Is there Enough Libertarian and Conservative Support for Gay Rights for it to Matter?

One major argument against my proposal for a compromise between gay rights advocates and those conservatives and libertarians who are not implacably antigay is that the latter group is too small to matter. After all, everyone knows that conservatives are categorically against anything that seems pro-gay, while libertarians are too small a group to count. Right? Sometimes, however, what we all think we know turns out to be wrong. Conservatives are not monolothic on gay rights issues and libertarians are not as negligible a factor in American politics as they may seem.

A recent Pew survey show that there is considerable conservative support for at least some items on the gay rights agenda. 36% of self-described "conservative Republicans" support allowing gays to serve openly in the military, 30% of Republicans (and 20% of conservative Republicans) support gay adoption rights, and only 41% of Republicans say they "strongly oppose" gay marriage rights. A 2005 survey shows that 41% of Republicans and 31% of self-described "conservatives" support gay civil unions. Perhaps even more surprisingly, the same survey showed that 19% of Republicans and 14% of conservatives actually support gay marriage.

By contrast with conservatives, no one doubts that most libertarians (probably a large majority) strongly support much of the gay rights agenda. However, it is often asserted that there are too few libertarians for this to make a difference. However, as David Boaz points out, various studies have shown that people with a broadly libertarian outlook (favoring strict limits on government power on both "economic" and "social" issues) constitute as much as 20 percent of the population. Only a small proportion of these people are closely familiar with libertarian ideology, but the same can be said of most of those who describe themselves in surveys as "liberal" or "conservative." They too are not sophisticated ideologues, as I have pointed out in my own work on political ignorance. And even if we discount libertarian voters, there are numerous influential libertarian intellectuals, academics, and policy wonks. Many of these people have influence that goes far beyond their fellow libertarians.

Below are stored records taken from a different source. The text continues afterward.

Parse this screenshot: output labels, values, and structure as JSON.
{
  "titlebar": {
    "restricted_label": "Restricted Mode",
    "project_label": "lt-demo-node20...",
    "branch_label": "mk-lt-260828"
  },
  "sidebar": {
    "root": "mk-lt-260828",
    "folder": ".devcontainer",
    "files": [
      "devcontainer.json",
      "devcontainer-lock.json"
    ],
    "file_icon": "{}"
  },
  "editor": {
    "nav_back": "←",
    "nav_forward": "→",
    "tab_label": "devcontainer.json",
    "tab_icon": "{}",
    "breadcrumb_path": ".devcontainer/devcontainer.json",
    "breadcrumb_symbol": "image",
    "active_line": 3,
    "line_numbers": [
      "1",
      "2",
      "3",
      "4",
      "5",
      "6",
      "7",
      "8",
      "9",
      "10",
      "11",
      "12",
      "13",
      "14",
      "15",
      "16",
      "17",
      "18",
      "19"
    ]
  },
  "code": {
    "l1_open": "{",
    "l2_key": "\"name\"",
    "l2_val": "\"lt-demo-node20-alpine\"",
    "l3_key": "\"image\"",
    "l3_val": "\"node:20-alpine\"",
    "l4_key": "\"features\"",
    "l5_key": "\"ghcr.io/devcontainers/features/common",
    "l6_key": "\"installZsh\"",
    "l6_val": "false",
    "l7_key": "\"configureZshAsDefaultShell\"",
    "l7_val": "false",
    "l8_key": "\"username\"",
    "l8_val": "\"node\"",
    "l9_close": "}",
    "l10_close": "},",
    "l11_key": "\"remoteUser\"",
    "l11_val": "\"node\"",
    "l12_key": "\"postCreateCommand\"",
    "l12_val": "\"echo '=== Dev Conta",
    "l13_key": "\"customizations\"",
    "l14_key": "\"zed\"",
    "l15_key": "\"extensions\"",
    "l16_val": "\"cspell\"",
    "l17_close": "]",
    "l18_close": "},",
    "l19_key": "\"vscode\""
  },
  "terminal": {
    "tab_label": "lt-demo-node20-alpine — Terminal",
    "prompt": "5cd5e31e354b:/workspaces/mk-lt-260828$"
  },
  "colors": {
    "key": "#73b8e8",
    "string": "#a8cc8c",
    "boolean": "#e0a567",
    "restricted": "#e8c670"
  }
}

There is no denying the fact that most conservatives oppose gay equality and that libertarians hardly dominate American politics. However, it is also the case that there is more than enough conservative and libertarian support for key aspects of the gay rights agenda to make cooperation between some right-wingers and gay rights advocates worthwhile. As I argued in my previous post, gays will need substantial conservative and libertarian support in order to prevail quickly on the issues they care about the most. Conservatives and libertarians will need to negotiate with gays in order to limit the possible harmful slippery slope effects of some pro-gay policies. There is at least a modest-size pot of gold at the end of this particular rainbow coalition. Hopefully, we can go out and get it!